Work required
Search the data for "highlighted". Return each matching line.
· · · · ·
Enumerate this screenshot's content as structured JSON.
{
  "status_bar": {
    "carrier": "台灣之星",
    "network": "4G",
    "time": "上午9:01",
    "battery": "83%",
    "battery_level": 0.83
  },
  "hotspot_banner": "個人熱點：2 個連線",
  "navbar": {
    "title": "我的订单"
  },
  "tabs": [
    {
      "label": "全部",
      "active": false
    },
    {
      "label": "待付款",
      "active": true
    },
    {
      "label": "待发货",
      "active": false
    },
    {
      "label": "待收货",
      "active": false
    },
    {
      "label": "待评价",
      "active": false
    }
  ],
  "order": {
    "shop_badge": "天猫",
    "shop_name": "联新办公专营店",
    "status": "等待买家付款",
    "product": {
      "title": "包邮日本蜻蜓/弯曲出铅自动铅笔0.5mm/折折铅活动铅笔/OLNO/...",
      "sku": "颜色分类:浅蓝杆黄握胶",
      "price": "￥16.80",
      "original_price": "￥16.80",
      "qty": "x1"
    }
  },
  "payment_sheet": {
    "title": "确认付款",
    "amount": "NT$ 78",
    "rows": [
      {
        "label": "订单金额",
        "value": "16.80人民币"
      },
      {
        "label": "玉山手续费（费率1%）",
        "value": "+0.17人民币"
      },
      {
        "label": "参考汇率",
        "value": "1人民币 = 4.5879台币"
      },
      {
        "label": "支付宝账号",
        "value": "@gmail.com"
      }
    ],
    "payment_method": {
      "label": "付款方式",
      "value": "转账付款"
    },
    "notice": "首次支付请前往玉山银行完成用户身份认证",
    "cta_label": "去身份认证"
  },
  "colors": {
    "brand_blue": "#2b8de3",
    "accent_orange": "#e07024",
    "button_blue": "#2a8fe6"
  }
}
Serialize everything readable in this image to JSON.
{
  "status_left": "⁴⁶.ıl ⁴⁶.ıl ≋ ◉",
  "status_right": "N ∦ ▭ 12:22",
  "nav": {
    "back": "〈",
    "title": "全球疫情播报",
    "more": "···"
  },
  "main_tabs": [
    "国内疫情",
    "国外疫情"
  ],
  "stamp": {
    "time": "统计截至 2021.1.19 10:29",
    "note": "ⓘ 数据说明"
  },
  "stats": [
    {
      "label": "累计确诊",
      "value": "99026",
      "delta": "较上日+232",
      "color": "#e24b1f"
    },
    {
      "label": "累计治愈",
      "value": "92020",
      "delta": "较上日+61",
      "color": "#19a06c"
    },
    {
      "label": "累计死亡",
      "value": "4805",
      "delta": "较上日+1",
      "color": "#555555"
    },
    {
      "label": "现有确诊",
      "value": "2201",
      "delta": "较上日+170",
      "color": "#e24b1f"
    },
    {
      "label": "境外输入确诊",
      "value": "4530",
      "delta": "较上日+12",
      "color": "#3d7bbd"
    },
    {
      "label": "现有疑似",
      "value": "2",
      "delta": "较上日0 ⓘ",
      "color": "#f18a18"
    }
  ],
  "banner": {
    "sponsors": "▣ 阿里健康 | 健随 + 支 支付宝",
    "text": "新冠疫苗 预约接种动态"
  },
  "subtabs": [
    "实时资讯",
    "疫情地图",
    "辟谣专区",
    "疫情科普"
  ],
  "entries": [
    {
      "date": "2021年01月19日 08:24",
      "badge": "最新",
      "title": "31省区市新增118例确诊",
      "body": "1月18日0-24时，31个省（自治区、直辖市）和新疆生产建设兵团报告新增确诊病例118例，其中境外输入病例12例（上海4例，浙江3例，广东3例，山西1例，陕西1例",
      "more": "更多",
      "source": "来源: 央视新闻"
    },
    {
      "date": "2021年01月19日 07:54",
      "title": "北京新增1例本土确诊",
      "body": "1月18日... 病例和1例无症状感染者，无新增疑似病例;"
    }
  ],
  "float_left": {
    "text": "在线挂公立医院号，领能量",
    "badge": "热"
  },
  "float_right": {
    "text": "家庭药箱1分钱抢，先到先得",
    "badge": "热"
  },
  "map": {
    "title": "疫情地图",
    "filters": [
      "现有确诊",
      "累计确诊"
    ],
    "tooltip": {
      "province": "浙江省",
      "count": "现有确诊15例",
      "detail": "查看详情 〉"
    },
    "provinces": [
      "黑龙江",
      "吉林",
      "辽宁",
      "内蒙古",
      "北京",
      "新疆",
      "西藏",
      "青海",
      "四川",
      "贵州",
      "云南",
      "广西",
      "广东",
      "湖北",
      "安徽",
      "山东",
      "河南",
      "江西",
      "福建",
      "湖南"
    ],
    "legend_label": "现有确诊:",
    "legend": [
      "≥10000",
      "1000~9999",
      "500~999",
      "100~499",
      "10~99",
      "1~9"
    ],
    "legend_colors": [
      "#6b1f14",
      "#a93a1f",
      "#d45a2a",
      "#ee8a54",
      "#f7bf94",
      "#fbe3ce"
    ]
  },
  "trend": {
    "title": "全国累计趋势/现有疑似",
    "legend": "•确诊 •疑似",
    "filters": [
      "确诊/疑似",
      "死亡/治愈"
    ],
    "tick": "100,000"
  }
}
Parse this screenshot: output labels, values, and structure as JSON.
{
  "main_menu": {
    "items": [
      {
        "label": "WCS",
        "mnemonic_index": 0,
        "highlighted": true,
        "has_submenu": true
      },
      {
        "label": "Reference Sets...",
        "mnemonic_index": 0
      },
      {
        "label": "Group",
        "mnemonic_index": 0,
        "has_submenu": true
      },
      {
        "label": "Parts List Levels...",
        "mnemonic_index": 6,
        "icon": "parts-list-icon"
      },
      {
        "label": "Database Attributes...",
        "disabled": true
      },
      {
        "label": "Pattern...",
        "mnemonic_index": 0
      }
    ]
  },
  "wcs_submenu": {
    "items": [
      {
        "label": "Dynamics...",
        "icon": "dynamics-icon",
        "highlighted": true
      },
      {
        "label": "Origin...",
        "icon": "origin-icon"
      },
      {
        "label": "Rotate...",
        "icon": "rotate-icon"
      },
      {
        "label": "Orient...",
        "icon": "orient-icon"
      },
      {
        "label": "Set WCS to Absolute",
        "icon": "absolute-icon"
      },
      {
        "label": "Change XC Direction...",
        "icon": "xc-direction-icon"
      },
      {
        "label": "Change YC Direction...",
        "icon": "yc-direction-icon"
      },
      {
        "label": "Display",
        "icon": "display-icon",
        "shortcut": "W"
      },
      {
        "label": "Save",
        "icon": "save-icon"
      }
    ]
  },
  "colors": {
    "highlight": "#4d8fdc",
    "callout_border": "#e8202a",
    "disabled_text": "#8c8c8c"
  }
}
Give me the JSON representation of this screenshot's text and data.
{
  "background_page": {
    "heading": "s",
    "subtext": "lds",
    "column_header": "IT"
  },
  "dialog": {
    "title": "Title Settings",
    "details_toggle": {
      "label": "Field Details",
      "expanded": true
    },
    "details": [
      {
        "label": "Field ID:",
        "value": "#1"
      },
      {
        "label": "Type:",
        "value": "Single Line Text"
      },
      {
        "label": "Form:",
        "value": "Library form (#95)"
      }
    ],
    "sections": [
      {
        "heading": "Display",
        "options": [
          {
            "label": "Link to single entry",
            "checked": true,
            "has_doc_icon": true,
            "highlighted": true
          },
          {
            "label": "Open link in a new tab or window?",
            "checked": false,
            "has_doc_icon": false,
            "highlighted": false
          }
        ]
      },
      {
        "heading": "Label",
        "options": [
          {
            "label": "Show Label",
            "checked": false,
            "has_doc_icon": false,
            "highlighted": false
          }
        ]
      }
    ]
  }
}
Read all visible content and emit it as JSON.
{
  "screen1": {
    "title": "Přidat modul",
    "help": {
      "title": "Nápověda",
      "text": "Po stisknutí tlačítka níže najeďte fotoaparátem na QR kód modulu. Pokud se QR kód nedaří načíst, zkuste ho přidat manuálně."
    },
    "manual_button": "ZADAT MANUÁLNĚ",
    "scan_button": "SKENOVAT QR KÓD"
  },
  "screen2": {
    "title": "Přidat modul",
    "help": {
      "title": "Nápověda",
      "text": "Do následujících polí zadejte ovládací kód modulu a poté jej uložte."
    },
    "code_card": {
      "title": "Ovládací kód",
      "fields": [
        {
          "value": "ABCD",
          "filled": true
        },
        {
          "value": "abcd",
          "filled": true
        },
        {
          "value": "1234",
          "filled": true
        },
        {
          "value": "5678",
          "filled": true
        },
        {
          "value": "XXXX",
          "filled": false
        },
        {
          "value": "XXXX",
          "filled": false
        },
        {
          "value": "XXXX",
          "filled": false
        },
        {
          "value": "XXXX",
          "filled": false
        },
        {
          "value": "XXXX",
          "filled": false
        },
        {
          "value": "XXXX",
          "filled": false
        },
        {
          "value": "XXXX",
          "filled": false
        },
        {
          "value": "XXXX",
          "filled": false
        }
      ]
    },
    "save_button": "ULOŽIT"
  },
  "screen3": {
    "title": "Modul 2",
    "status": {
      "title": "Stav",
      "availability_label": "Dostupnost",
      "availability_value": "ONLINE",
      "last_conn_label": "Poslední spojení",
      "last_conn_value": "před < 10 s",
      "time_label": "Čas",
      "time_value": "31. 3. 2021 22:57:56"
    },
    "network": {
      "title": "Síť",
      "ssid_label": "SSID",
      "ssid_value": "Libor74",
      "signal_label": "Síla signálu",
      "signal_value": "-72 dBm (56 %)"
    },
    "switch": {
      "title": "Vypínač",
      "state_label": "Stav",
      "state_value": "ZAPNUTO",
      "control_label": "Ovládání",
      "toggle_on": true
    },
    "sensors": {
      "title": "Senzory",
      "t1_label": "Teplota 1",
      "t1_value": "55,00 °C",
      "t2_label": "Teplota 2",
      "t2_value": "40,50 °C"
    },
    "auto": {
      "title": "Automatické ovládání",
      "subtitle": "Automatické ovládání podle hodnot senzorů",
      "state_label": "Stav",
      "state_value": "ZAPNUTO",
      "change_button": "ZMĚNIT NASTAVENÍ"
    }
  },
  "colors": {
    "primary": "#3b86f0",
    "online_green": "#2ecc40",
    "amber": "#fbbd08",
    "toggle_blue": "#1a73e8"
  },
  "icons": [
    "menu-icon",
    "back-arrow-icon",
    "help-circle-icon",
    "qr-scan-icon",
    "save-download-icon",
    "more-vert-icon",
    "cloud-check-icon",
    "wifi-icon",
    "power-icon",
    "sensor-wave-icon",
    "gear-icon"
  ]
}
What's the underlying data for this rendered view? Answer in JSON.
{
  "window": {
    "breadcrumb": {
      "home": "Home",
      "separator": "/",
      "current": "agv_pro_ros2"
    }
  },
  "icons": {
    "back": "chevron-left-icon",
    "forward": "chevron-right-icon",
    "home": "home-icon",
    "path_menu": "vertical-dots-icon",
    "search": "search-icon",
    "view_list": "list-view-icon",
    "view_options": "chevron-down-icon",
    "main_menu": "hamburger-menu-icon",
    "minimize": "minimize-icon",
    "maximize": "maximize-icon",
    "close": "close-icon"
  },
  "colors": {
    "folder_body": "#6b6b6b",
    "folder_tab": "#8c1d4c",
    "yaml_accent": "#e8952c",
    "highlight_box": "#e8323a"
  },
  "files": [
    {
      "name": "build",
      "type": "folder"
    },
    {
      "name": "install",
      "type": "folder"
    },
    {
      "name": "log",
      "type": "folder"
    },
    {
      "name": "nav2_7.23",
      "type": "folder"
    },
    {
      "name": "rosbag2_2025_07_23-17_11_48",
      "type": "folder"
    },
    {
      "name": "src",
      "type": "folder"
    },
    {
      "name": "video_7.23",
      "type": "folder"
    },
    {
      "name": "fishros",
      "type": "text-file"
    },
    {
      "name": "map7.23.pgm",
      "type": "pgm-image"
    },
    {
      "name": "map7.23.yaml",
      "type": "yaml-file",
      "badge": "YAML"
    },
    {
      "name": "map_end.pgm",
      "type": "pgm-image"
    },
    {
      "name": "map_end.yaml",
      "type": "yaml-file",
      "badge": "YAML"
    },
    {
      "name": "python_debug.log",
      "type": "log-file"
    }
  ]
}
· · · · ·
Answer section
        "highlighted": true,
        "highlighted": true
            "highlighted": true
            "highlighted": false
            "highlighted": false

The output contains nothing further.